The Equality Commission has recently co-operated with leading mental health charities in Northern Ireland, including Action Mental Health, Change Your Mind Campaign, Disability Action, Foundation for Mental Health, Inspire and Mind Wise, to launch a voluntary Mental Health Charter. It is a commitment by businesses and organisations to work towards a better understanding of mental health issues and to better understand how these impact on individuals and the workforce. The Charter identifies voluntary commitments and action points to improve mental well-being in the workplace.

Stigma and perceptions about mental ill health often create barriers to implementing reasonable adjustments in practice. Businesses signing up to the Charter commit to the creation of an open and inclusive workplace culture which displays respect for people with mental ill-health. This includes promoting equality of opportunity in recruitment and selection and taking positive steps to make all their services accessible to people with mental ill-health.

Encouraging businesses to sign up to the Charter is only the first step for the Commission and our partners. As a next step we assist businesses put in place effective policies and procedures to manage mental health issues – and to ensure their staff are aware of how best to engage with colleagues and services users with mental ill health.

Signing up to the Mental Health Charter and implementing its policy recommendations will help employers put in place practices and procedures which will enable them to stay on the right side of the law.

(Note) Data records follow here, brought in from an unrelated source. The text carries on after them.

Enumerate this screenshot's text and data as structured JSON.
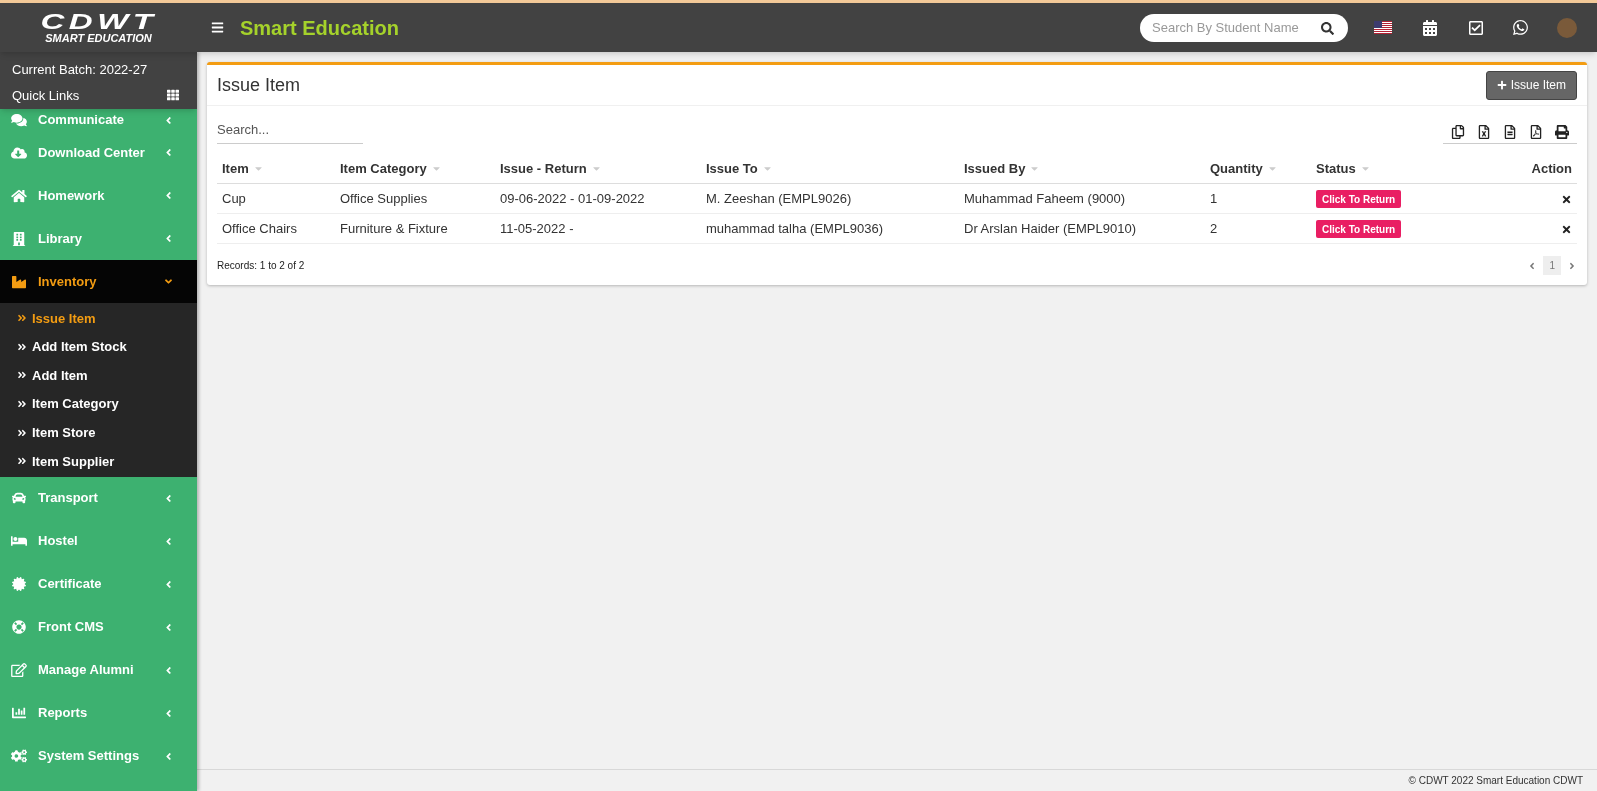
{
  "logo": {
    "title": "CDWT",
    "subtitle": "SMART EDUCATION"
  },
  "header": {
    "app_title": "Smart Education",
    "search": {
      "placeholder": "Search By Student Name"
    }
  },
  "sidebar": {
    "batch": "Current Batch: 2022-27",
    "quick_links": "Quick Links",
    "items": [
      {
        "label": "Communicate",
        "expanded": false
      },
      {
        "label": "Download Center",
        "expanded": false
      },
      {
        "label": "Homework",
        "expanded": false
      },
      {
        "label": "Library",
        "expanded": false
      },
      {
        "label": "Inventory",
        "expanded": true,
        "children": [
          {
            "label": "Issue Item",
            "selected": true
          },
          {
            "label": "Add Item Stock",
            "selected": false
          },
          {
            "label": "Add Item",
            "selected": false
          },
          {
            "label": "Item Category",
            "selected": false
          },
          {
            "label": "Item Store",
            "selected": false
          },
          {
            "label": "Item Supplier",
            "selected": false
          }
        ]
      },
      {
        "label": "Transport",
        "expanded": false
      },
      {
        "label": "Hostel",
        "expanded": false
      },
      {
        "label": "Certificate",
        "expanded": false
      },
      {
        "label": "Front CMS",
        "expanded": false
      },
      {
        "label": "Manage Alumni",
        "expanded": false
      },
      {
        "label": "Reports",
        "expanded": false
      },
      {
        "label": "System Settings",
        "expanded": false
      }
    ]
  },
  "panel": {
    "title": "Issue Item",
    "add_button": "Issue Item",
    "search": {
      "placeholder": "Search..."
    },
    "table": {
      "columns": [
        {
          "label": "Item",
          "sortable": true
        },
        {
          "label": "Item Category",
          "sortable": true
        },
        {
          "label": "Issue - Return",
          "sortable": true
        },
        {
          "label": "Issue To",
          "sortable": true
        },
        {
          "label": "Issued By",
          "sortable": true
        },
        {
          "label": "Quantity",
          "sortable": true
        },
        {
          "label": "Status",
          "sortable": true
        },
        {
          "label": "Action",
          "sortable": false
        }
      ],
      "rows": [
        {
          "item": "Cup",
          "category": "Office Supplies",
          "issue_return": "09-06-2022 - 01-09-2022",
          "issue_to": "M. Zeeshan (EMPL9026)",
          "issued_by": "Muhammad Faheem (9000)",
          "quantity": "1",
          "status": "Click To Return"
        },
        {
          "item": "Office Chairs",
          "category": "Furniture & Fixture",
          "issue_return": "11-05-2022 -",
          "issue_to": "muhammad talha (EMPL9036)",
          "issued_by": "Dr Arslan Haider (EMPL9010)",
          "quantity": "2",
          "status": "Click To Return"
        }
      ]
    },
    "records": "Records: 1 to 2 of 2",
    "pages": [
      {
        "label": "1",
        "selected": true
      }
    ]
  },
  "footer": "© CDWT 2022 Smart Education CDWT"
}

Join us and our partners from the mental health sector in de-stigmatizing mental ill health: www.equalityni.org/MentalHealthCharter

 



 

Posted on 04 Jul 2017 by Una Wilson